Problem to solve: The records below need to be repeated exactly, though not their pictures.

Exercise data:

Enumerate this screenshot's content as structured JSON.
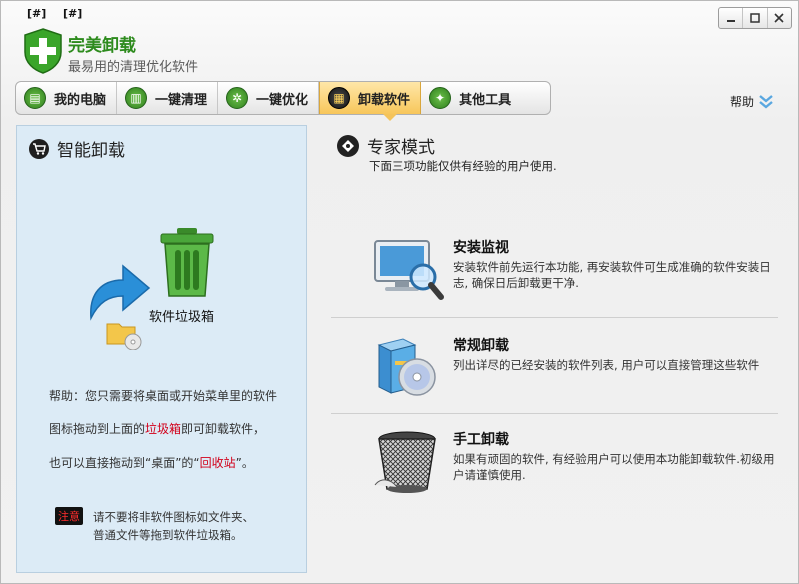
{
  "window": {
    "top_tags": [
      "[#]",
      "[#]"
    ],
    "controls": [
      "□",
      "□",
      "✕"
    ]
  },
  "brand": {
    "title": "完美卸载",
    "subtitle": "最易用的清理优化软件"
  },
  "tabs": [
    {
      "label": "我的电脑",
      "icon": "computer-icon"
    },
    {
      "label": "一键清理",
      "icon": "trash-icon"
    },
    {
      "label": "一键优化",
      "icon": "gears-icon"
    },
    {
      "label": "卸载软件",
      "icon": "uninstall-icon",
      "active": true
    },
    {
      "label": "其他工具",
      "icon": "tools-icon"
    }
  ],
  "help_label": "帮助",
  "left_panel": {
    "title": "智能卸载",
    "trash_label": "软件垃圾箱",
    "help_line1": "帮助：您只需要将桌面或开始菜单里的软件",
    "help_line2_a": "图标拖动到上面的",
    "help_line2_red": "垃圾箱",
    "help_line2_b": "即可卸载软件，",
    "help_line3_a": "也可以直接拖动到“桌面”的“",
    "help_line3_red": "回收站",
    "help_line3_b": "”。",
    "note_badge": "注意",
    "note_line1": "请不要将非软件图标如文件夹、",
    "note_line2": "普通文件等拖到软件垃圾箱。"
  },
  "expert": {
    "title": "专家模式",
    "desc": "下面三项功能仅供有经验的用户使用."
  },
  "features": [
    {
      "title": "安装监视",
      "desc": "安装软件前先运行本功能, 再安装软件可生成准确的软件安装日志, 确保日后卸载更干净."
    },
    {
      "title": "常规卸载",
      "desc": "列出详尽的已经安装的软件列表, 用户可以直接管理这些软件"
    },
    {
      "title": "手工卸载",
      "desc": "如果有顽固的软件, 有经验用户可以使用本功能卸载软件.初级用户请谨慎使用."
    }
  ],
  "colors": {
    "brand_green": "#2d8b1d",
    "active_tab": "#f7c65a",
    "left_panel_bg": "#dcebf6",
    "highlight_red": "#d2001a"
  }
}
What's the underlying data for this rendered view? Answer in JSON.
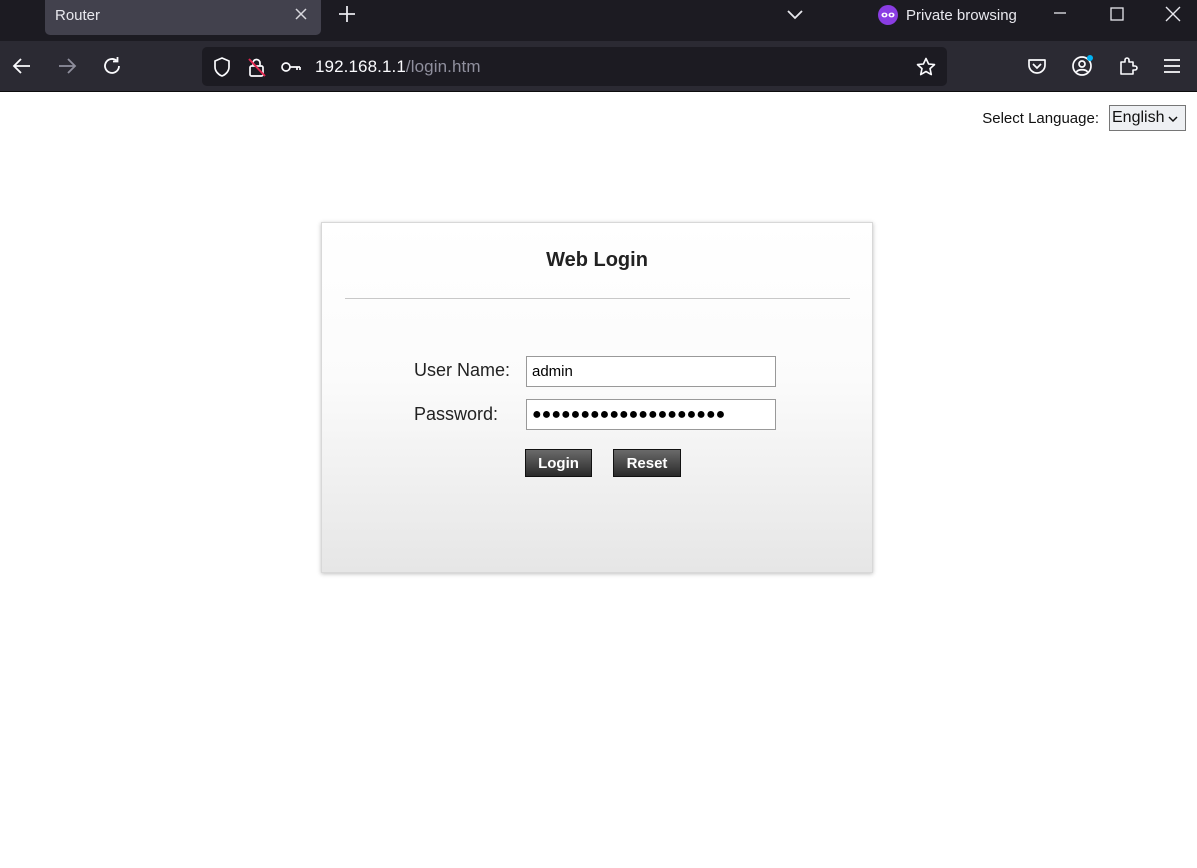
{
  "browser": {
    "tab_title": "Router",
    "private_label": "Private browsing",
    "url_host": "192.168.1.1",
    "url_path": "/login.htm"
  },
  "page": {
    "language_label": "Select Language:",
    "language_value": "English",
    "title": "Web Login",
    "username_label": "User Name:",
    "username_value": "admin",
    "password_label": "Password:",
    "password_value": "●●●●●●●●●●●●●●●●●●●●",
    "login_button": "Login",
    "reset_button": "Reset"
  },
  "colors": {
    "chrome_dark": "#1c1b22",
    "toolbar": "#2b2a33",
    "private_accent": "#8a3de3"
  }
}
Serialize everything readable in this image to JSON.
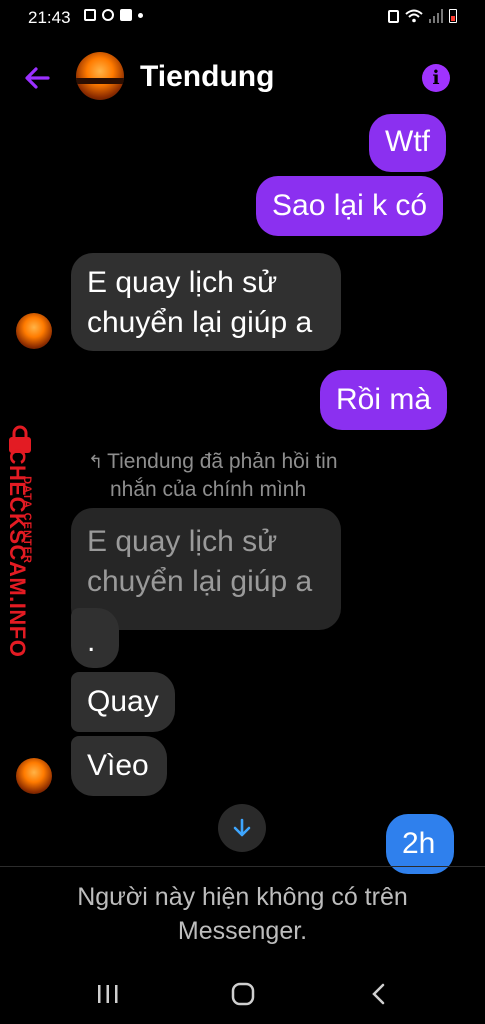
{
  "status_bar": {
    "time": "21:43"
  },
  "header": {
    "contact_name": "Tiendung",
    "info_glyph": "i",
    "back_icon": "back-arrow-icon",
    "accent_color": "#9b30ff"
  },
  "messages": [
    {
      "id": "m1",
      "side": "out",
      "text": "Wtf"
    },
    {
      "id": "m2",
      "side": "out",
      "text": "Sao lại k có"
    },
    {
      "id": "m3",
      "side": "in",
      "line1": "E quay lịch sử",
      "line2": "chuyển lại giúp a"
    },
    {
      "id": "m4",
      "side": "out",
      "text": "Rồi mà"
    },
    {
      "id": "m5",
      "side": "in",
      "line1": "E quay lịch sử",
      "line2": "chuyển lại giúp a",
      "faded": true
    },
    {
      "id": "m6",
      "side": "in",
      "text": "."
    },
    {
      "id": "m7",
      "side": "in",
      "text": "Quay"
    },
    {
      "id": "m8",
      "side": "in",
      "text": "Vìeo"
    },
    {
      "id": "m9",
      "side": "out",
      "text": "2h"
    }
  ],
  "reply_label": {
    "line1": "Tiendung đã phản hồi tin",
    "line2": "nhắn của chính mình"
  },
  "watermark": {
    "main": "CHECKSCAM.INFO",
    "sub": "DATA CENTER"
  },
  "notice": {
    "line1": "Người này hiện không có trên",
    "line2": "Messenger."
  },
  "colors": {
    "outgoing_bubble": "#8b30f0",
    "incoming_bubble": "#303030",
    "background": "#000000"
  }
}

Reply:
Enumerate this screenshot's content as structured JSON.
{
  "window": {
    "top_tags": [
      "[#]",
      "[#]"
    ],
    "controls": [
      "□",
      "□",
      "✕"
    ]
  },
  "brand": {
    "title": "完美卸载",
    "subtitle": "最易用的清理优化软件"
  },
  "tabs": [
    {
      "label": "我的电脑",
      "icon": "computer-icon"
    },
    {
      "label": "一键清理",
      "icon": "trash-icon"
    },
    {
      "label": "一键优化",
      "icon": "gears-icon"
    },
    {
      "label": "卸载软件",
      "icon": "uninstall-icon",
      "active": true
    },
    {
      "label": "其他工具",
      "icon": "tools-icon"
    }
  ],
  "help_label": "帮助",
  "left_panel": {
    "title": "智能卸载",
    "trash_label": "软件垃圾箱",
    "help_line1": "帮助：您只需要将桌面或开始菜单里的软件",
    "help_line2_a": "图标拖动到上面的",
    "help_line2_red": "垃圾箱",
    "help_line2_b": "即可卸载软件，",
    "help_line3_a": "也可以直接拖动到“桌面”的“",
    "help_line3_red": "回收站",
    "help_line3_b": "”。",
    "note_badge": "注意",
    "note_line1": "请不要将非软件图标如文件夹、",
    "note_line2": "普通文件等拖到软件垃圾箱。"
  },
  "expert": {
    "title": "专家模式",
    "desc": "下面三项功能仅供有经验的用户使用."
  },
  "features": [
    {
      "title": "安装监视",
      "desc": "安装软件前先运行本功能, 再安装软件可生成准确的软件安装日志, 确保日后卸载更干净."
    },
    {
      "title": "常规卸载",
      "desc": "列出详尽的已经安装的软件列表, 用户可以直接管理这些软件"
    },
    {
      "title": "手工卸载",
      "desc": "如果有顽固的软件, 有经验用户可以使用本功能卸载软件.初级用户请谨慎使用."
    }
  ],
  "colors": {
    "brand_green": "#2d8b1d",
    "active_tab": "#f7c65a",
    "left_panel_bg": "#dcebf6",
    "highlight_red": "#d2001a"
  }
}
What's the underlying data for this rendered view? Answer in JSON.
{
  "browser": {
    "tab_title": "Router",
    "private_label": "Private browsing",
    "url_host": "192.168.1.1",
    "url_path": "/login.htm"
  },
  "page": {
    "language_label": "Select Language:",
    "language_value": "English",
    "title": "Web Login",
    "username_label": "User Name:",
    "username_value": "admin",
    "password_label": "Password:",
    "password_value": "●●●●●●●●●●●●●●●●●●●●",
    "login_button": "Login",
    "reset_button": "Reset"
  },
  "colors": {
    "chrome_dark": "#1c1b22",
    "toolbar": "#2b2a33",
    "private_accent": "#8a3de3"
  }
}
Serialize everything readable in this image to JSON.
{
  "status_bar": {
    "time": "21:43"
  },
  "header": {
    "contact_name": "Tiendung",
    "info_glyph": "i",
    "back_icon": "back-arrow-icon",
    "accent_color": "#9b30ff"
  },
  "messages": [
    {
      "id": "m1",
      "side": "out",
      "text": "Wtf"
    },
    {
      "id": "m2",
      "side": "out",
      "text": "Sao lại k có"
    },
    {
      "id": "m3",
      "side": "in",
      "line1": "E quay lịch sử",
      "line2": "chuyển lại giúp a"
    },
    {
      "id": "m4",
      "side": "out",
      "text": "Rồi mà"
    },
    {
      "id": "m5",
      "side": "in",
      "line1": "E quay lịch sử",
      "line2": "chuyển lại giúp a",
      "faded": true
    },
    {
      "id": "m6",
      "side": "in",
      "text": "."
    },
    {
      "id": "m7",
      "side": "in",
      "text": "Quay"
    },
    {
      "id": "m8",
      "side": "in",
      "text": "Vìeo"
    },
    {
      "id": "m9",
      "side": "out",
      "text": "2h"
    }
  ],
  "reply_label": {
    "line1": "Tiendung đã phản hồi tin",
    "line2": "nhắn của chính mình"
  },
  "watermark": {
    "main": "CHECKSCAM.INFO",
    "sub": "DATA CENTER"
  },
  "notice": {
    "line1": "Người này hiện không có trên",
    "line2": "Messenger."
  },
  "colors": {
    "outgoing_bubble": "#8b30f0",
    "incoming_bubble": "#303030",
    "background": "#000000"
  }
}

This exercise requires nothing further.